Algae, bacteria and fungi have been discovered hidden just below the surface of rocks strewn over more than 100 locations in the frozen deserts of the Antarctic, where the climate is so dry that even a light dusting of snow is a rare occurrence.

"We have been looking for life forms in the world's deserts for 15 years and this is the first time we have found life in a cold desert," said Florida State University's Dr. E. Imre Friedmann, who made the findings with his wife, Roseli Ocampo-Friedmann. "The surprising thing is that the life we find in the Antarctic is less primitive and has more variety than life found in the hot desert."
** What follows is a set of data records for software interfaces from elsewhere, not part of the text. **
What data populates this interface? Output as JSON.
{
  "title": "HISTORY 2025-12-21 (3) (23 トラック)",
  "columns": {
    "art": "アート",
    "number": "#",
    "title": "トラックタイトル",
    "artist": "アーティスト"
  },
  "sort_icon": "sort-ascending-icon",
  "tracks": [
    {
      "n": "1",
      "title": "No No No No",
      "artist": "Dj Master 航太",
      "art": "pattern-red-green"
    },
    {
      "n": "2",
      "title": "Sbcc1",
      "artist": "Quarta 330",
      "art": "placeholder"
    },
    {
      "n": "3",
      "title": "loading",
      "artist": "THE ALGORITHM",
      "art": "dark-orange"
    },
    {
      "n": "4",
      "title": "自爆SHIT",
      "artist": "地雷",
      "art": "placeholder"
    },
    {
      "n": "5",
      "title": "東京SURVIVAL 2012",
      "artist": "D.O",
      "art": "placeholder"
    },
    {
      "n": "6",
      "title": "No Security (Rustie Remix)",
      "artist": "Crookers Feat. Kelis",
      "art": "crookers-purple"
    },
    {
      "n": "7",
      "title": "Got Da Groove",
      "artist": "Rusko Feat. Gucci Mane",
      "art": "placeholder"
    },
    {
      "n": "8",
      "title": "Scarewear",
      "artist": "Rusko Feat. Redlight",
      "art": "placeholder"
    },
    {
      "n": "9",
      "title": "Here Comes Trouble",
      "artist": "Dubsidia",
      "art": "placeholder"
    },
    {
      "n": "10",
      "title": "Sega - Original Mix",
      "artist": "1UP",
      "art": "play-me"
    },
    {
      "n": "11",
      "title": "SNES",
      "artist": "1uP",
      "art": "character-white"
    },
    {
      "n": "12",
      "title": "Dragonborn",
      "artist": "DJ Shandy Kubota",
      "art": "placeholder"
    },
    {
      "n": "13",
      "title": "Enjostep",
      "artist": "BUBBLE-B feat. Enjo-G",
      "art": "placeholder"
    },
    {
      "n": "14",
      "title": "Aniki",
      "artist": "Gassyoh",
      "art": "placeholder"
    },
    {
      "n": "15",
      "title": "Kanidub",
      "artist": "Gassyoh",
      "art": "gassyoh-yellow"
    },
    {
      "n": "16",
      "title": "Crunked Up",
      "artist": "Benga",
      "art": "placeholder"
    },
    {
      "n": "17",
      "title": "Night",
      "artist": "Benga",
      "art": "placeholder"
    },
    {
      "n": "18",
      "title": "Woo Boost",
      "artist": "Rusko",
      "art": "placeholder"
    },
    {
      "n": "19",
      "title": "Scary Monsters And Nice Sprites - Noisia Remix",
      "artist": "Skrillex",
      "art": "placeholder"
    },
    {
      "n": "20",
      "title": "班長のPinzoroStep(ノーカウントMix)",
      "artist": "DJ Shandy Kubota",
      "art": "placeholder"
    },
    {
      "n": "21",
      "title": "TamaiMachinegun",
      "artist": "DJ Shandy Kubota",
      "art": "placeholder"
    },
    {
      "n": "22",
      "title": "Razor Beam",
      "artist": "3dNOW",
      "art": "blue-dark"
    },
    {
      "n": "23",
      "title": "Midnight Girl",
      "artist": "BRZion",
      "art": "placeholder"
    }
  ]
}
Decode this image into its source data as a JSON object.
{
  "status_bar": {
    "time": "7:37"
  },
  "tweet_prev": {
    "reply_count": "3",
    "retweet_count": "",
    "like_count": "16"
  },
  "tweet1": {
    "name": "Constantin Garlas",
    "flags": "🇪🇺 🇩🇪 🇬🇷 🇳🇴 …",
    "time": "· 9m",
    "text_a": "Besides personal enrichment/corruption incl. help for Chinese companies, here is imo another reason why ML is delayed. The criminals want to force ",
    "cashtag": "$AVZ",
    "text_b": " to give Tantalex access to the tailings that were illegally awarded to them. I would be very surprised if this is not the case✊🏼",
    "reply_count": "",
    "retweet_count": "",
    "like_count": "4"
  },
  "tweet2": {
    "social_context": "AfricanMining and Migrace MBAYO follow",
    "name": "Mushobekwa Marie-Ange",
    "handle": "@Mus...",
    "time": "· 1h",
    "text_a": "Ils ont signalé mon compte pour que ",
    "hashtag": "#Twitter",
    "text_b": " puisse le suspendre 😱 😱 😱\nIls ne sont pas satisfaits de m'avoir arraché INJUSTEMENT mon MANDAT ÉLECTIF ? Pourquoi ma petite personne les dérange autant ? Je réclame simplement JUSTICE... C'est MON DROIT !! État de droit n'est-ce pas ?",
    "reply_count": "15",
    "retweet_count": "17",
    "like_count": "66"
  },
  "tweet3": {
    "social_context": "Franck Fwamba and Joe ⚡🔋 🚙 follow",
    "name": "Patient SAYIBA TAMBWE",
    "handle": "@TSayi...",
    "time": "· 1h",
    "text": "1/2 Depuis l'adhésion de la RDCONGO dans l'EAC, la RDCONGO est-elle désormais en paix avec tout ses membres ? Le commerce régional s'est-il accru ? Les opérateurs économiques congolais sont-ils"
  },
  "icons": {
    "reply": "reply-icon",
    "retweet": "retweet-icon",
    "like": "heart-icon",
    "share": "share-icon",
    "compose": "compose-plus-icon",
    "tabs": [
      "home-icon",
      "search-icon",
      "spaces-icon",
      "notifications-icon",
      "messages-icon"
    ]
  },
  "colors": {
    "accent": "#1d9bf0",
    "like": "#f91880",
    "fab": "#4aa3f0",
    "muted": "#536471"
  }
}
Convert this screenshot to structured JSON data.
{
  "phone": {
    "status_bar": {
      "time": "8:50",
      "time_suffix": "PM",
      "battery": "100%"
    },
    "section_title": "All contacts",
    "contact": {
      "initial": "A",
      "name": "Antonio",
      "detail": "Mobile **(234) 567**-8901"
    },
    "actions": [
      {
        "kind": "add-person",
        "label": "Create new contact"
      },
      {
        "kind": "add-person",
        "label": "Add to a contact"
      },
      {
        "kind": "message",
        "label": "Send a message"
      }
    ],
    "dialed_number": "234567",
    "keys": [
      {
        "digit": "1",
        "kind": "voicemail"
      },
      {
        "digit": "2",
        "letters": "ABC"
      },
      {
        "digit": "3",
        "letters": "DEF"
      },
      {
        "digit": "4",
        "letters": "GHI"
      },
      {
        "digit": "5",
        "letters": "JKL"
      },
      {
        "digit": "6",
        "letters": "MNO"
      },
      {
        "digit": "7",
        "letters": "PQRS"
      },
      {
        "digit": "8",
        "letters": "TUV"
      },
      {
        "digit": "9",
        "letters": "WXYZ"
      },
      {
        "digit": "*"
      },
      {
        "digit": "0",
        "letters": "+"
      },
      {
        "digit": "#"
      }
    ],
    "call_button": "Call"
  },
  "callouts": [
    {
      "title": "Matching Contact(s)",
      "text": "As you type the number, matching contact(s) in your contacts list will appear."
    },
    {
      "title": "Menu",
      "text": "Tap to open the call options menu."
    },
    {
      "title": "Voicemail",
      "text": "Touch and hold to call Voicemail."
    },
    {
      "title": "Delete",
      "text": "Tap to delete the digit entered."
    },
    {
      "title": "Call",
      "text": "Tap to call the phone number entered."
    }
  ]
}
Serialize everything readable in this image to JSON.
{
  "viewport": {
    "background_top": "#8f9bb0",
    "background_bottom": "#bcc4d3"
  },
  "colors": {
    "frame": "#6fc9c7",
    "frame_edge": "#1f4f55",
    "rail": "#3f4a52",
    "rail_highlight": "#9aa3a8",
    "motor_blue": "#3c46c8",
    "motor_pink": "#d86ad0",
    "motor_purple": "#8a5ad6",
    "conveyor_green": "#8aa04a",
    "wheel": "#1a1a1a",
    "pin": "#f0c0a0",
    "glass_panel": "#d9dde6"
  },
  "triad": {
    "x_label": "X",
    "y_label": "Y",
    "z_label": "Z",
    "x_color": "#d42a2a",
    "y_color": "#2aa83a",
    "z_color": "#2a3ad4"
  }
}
The finding of life in Antarctica's dry valleys extends the known limits of life on Earth to its driest and coldest climate. At the same time, the discovery suggests the same kind of life may exist inside the rocks of a planet like Mars, where the climate closely resembles the dry valleys of Antarctica.

"If Martian life forms exist only in the interior of Martian rocks, as is principally the cse in the Antarctic, that could serve as an explanation for the lack of evidence for life on Mars," said Dr. Richard S. Young, chief of planetary biology for the National Aeronautics and Space Administration. "The two Viking spacecraft that landed on Mars could not break open rocks and analyze their interiors."

What Friedmann and his wife did on field trips the last two summers to the dry valleys was to heat rock samples until they broke apart and their outer layers could be peeled away. Widespread colonies of microbes were found fractions of an inch below the rock surfaces, where sunlight could penetrate and moisture might reach.

Friedmann said he believes the microbes found the rocks have been there for at least 200.000 years, ever since the dry valleys reached their present climate conditions. He said he thinks the microbes burrowed into the rocks through cracks and pores, then swelled outward just below the rocks' out layers.

The Florida State biologists said he thinks the microbes thrive on nitrogen that leaks out of the atmosphere through cracks in the rocks, on minute amounts of minerals in the soil covering the rocks and on tiny traces of moisture that melt into the rocks from the little snow that falls in the dry valleys.